Respected friend and colleague Mark Sheehan told me some years ago that in the realm of environmental activism, successes are few and far between. Sheehan, long-time community advocate and current President of Maui Tomorrow, said that we're lucky to win 15-20% of the battles we wage to preserve and protect our natural environment and quality of life.

Yet, every effort bears fruit, and even delays in troublesome development proposals are valuable. Greater discussion takes place over time, and we take slow steps forward to incorporating community input and values into decisions that will affect generations to come.

I have been fortunate to help lead efforts that have resulted in measurable successes. Among them are:

  • Rejection of A&B proposal to develop 25-30 beachfront homes along coastline between Spreckelsville and Baldwin Beach Park (Kapuka`ulua), 2001, by a narrow 5-4 vote.

    Note: My County Council campaign in 2000 helped bring greater awareness to this issue, and helped elect Mike Molina, who voted against the Spreckelsville Sprawl, in contrast to his predecessor, John Wayne Enriques.

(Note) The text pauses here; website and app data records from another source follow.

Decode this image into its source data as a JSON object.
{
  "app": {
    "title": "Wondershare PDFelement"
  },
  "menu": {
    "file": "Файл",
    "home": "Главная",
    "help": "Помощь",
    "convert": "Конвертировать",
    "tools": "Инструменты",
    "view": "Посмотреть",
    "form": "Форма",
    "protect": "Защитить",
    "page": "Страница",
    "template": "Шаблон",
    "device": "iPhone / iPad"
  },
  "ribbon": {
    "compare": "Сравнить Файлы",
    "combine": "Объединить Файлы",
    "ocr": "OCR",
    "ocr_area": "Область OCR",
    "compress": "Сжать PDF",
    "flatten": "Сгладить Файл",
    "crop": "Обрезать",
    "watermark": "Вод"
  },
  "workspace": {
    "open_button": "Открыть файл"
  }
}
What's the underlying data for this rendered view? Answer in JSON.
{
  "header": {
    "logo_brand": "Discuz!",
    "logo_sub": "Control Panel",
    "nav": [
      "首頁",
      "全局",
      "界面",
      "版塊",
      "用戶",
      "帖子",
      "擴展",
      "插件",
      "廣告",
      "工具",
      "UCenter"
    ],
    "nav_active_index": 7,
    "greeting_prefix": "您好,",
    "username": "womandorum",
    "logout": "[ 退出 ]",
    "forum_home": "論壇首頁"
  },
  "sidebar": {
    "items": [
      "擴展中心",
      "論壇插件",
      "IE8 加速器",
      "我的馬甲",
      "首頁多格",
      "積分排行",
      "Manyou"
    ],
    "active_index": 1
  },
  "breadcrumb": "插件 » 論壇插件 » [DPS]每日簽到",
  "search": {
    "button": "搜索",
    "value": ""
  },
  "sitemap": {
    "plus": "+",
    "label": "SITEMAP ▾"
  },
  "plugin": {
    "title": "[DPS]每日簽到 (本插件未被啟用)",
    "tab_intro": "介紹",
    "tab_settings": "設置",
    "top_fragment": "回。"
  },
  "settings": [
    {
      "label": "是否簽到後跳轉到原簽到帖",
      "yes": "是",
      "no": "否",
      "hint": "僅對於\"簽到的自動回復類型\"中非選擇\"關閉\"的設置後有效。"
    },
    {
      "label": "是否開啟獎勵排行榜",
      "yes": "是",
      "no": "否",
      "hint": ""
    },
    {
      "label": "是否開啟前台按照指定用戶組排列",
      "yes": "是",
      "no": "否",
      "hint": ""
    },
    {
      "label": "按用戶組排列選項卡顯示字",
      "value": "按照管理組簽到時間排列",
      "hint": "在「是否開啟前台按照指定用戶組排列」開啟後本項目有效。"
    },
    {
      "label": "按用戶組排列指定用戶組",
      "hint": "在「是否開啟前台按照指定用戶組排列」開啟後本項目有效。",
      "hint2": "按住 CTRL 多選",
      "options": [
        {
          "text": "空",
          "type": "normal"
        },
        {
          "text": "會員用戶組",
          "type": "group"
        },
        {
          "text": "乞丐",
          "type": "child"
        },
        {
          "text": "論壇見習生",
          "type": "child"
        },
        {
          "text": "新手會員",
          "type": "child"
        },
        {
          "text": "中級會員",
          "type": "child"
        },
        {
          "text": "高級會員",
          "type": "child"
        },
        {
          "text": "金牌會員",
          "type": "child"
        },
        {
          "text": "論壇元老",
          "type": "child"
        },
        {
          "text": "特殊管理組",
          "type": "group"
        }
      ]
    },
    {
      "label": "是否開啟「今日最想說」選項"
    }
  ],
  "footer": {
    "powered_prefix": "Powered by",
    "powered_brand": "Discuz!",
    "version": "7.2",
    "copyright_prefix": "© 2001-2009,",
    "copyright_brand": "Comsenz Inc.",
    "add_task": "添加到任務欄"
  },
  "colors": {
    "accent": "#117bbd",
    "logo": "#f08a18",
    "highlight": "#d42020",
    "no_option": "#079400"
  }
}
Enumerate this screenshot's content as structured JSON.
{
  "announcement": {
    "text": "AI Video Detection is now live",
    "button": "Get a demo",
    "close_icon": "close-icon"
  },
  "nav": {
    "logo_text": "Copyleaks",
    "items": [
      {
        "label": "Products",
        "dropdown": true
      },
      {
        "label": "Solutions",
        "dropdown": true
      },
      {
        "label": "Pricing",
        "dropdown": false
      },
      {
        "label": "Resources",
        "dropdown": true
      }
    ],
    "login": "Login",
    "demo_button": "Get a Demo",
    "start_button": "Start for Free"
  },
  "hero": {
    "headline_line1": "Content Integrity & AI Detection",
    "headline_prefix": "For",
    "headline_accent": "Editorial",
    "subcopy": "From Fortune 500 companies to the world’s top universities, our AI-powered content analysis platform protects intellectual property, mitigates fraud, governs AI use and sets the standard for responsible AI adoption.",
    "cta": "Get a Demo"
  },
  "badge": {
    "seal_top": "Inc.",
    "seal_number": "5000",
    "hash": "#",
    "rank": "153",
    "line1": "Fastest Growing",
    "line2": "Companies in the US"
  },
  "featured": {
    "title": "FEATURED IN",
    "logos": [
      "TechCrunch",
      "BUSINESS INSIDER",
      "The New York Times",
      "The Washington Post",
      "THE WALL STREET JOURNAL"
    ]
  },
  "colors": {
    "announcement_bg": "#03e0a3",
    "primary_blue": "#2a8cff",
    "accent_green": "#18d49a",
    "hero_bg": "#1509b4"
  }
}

  • Stopping Haiku Minit Stop. As Haiku Community Association president, we walked door-to-door within 500 feet of a proposed Minit Stop outlet, which could have impacted long-time Haiku businesses, especially Toma's Service Station and Fukushima Store. The majority of residents signed a petition to prohibit selling alcohol, and the developers got the message that their chain store was not desired, and withdrew their building proposal.

  • My 2002 run for Mayor brought greater awareness to environmental issues and incumbent Mayor Kimo Apana's huge warchest of campaign funds, mostly from off-island donors. Alan Arakawa, overcame Apana's Primary Election lead to win the office, and appointed me as his Executive Assistant for Environmental Concerns, ushering in a spirit of inclusiveness that is much-needed in County government.

Coming soon - More reminders of how caring citizens have triumphed over special interests.